_WHAT IS NEEDED_: Please say how many lines in the records contain the word "this", giving only the number.

(Beginning of STORED DATA)

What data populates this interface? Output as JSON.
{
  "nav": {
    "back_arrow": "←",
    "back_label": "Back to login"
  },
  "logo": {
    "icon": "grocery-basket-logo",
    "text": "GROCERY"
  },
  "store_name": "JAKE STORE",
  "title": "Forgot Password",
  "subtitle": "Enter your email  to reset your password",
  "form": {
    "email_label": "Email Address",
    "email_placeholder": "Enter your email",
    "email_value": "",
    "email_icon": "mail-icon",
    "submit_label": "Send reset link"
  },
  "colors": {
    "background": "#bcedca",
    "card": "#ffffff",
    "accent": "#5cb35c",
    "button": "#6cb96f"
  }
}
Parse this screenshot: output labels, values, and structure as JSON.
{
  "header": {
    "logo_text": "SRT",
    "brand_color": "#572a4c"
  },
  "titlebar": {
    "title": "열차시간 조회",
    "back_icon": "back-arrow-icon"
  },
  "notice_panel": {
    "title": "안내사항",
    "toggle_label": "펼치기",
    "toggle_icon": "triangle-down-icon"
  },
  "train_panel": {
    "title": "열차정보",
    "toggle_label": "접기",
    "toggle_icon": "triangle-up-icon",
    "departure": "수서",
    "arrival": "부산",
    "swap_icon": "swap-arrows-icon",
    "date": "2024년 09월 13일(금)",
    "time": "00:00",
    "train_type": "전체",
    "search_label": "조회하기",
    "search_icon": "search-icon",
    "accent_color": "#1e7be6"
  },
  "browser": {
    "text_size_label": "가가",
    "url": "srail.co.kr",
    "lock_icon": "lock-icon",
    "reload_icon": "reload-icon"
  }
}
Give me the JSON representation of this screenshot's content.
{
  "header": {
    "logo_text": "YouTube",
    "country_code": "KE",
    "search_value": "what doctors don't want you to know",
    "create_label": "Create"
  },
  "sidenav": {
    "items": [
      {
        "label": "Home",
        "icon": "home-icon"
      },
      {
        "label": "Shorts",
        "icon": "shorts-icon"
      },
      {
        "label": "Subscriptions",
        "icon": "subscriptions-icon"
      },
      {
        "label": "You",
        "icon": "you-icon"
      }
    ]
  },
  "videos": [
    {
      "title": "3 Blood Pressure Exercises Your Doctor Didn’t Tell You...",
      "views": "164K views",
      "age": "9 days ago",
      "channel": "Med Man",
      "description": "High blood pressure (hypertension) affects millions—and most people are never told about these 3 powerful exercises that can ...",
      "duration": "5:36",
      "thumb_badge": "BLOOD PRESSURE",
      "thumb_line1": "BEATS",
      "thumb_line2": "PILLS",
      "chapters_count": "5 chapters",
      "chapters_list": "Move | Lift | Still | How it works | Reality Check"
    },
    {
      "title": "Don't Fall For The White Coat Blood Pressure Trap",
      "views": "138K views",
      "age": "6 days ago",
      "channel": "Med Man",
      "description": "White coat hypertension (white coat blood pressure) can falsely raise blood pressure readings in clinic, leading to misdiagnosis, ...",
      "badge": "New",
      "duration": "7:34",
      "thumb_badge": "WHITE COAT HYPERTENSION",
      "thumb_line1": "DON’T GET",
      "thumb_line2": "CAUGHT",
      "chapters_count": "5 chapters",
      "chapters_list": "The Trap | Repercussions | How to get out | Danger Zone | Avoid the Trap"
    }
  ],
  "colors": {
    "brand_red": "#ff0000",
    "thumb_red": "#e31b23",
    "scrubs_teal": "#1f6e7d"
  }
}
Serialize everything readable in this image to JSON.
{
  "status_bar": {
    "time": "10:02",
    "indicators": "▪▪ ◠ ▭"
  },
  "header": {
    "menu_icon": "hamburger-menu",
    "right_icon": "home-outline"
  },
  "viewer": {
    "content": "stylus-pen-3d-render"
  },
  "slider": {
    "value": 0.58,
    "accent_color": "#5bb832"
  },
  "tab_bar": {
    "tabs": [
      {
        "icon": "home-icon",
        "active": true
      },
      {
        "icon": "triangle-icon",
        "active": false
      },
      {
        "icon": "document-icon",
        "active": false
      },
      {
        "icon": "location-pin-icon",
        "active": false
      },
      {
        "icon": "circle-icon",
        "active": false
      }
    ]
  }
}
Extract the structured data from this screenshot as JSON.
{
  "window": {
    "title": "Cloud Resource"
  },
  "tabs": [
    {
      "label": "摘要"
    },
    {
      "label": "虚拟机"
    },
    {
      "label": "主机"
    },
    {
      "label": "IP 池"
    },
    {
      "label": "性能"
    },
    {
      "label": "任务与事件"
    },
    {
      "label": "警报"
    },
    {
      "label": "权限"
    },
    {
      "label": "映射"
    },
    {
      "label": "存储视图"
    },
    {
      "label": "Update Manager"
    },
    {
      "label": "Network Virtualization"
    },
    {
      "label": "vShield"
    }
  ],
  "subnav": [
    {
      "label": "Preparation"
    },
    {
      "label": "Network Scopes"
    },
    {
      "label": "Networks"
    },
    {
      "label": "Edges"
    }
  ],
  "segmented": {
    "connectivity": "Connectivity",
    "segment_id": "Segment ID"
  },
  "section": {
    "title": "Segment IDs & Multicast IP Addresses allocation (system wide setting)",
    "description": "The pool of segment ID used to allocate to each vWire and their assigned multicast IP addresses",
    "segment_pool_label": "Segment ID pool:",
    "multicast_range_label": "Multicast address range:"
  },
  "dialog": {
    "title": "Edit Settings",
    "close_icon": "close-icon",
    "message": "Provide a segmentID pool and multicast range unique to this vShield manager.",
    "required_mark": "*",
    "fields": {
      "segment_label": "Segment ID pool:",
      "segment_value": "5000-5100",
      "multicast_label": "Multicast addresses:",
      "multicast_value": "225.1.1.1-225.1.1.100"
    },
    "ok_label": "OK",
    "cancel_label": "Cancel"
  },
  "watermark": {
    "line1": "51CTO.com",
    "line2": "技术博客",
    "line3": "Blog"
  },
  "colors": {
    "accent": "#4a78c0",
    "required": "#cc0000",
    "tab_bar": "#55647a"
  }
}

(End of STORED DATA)

_TASK RESULT_: 6